Poetry. Beginning with the forest wanderings of a mentally lost father in the twentieth century, and ending with Eve's original choice of wisdom over obedience, THE RUINED WALLED CASTLE GARDEN's lyrics are spoken by or about actual historical figures such as Lizzie Borden, Emma Mille, Nikola Tesla, Virginia Woolf, and by unidentified representative contemporaries who work in a factory or model for an art class, visit Doha or Baghdad, weed a Scottish garden, walk beneath a New York winter sky. The poems interrogate faith, justice, militarism, madness, and the endless relation between two sexes.
"By turns mystical and realist, Mary Gilliland's intensely musical poems consider global apocalypse—'our course set for the destitute sunset'—but also celebrate the generative power of creativity. With preternatural empathy, she enters fascinating sensibilities—Virginia Woolf, Nikola Tesla—and sings 'the troubled music' of history. Gilliland's sinewy, nuanced poems understand earth—and consciousness—as gardens that no walls or enchantments can protect. Her vision is profound, enduring."—Alice Fulton
"Mary Gilliland's THE RUINED WALLED CASTLE GARDEN casts a sidelong glance at the human comedy in various times and places. Here a 'stubbled saint' stumbles into our contemporary world; the rush of life stops with a milennial 'where-were-you party.' Marked by compression, surprise, originality of language, a confident and eloquent voice cuts to the essential."—Mary Crow
"Like the apothecarist Keats, Mary Gilliland's poetry wells up from the healing force of unheard melodies. Her tensile lyric and fluent narrative grasp the sweet otherness in life, which is 'Eve's radical helplessness' to endure and bear intimate witness to both change and permanence. THE RUINED WALLED CASTLE GARDEN is a radiant testimony—and a triumph—of an unerring ear I deeply cherish."—Ishion Hutchinson

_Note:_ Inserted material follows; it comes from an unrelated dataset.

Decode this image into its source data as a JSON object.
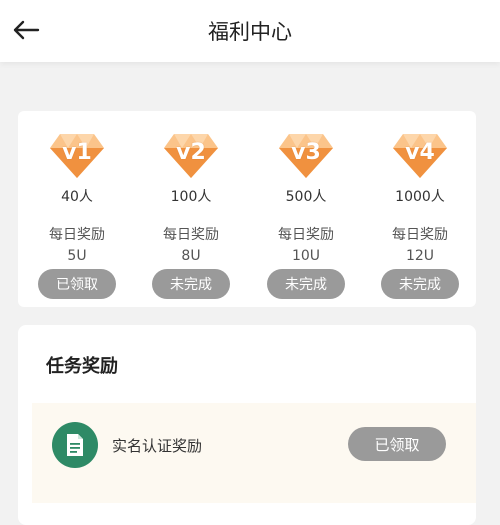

Mary Gilliland began life in Philadelphia and after college apprenticed to Gary Snyder in the Sierra foothills where she studied Buddhism and helped to build a wood-framed public school. Her poetry has been anthologized most recently in Nuclear Impact: Broken Atoms in Our Hands and the multimedia Strange Histories: A Bizarre Collaboration. "She is not afraid of delight, neither does she shirk the hard tasks of anger, pain, and deep caring," said Mary Oliver about her letterpress collection Gathering Fire. A featured reader at the Al Jazeera International Film Festival, Gilliland has held the Stanley Kunitz Fellowship at the Fine Arts Work Center in Provincetown and a Council on the Arts Faculty Grant at Cornell University.Author City: ITHACA, NY USA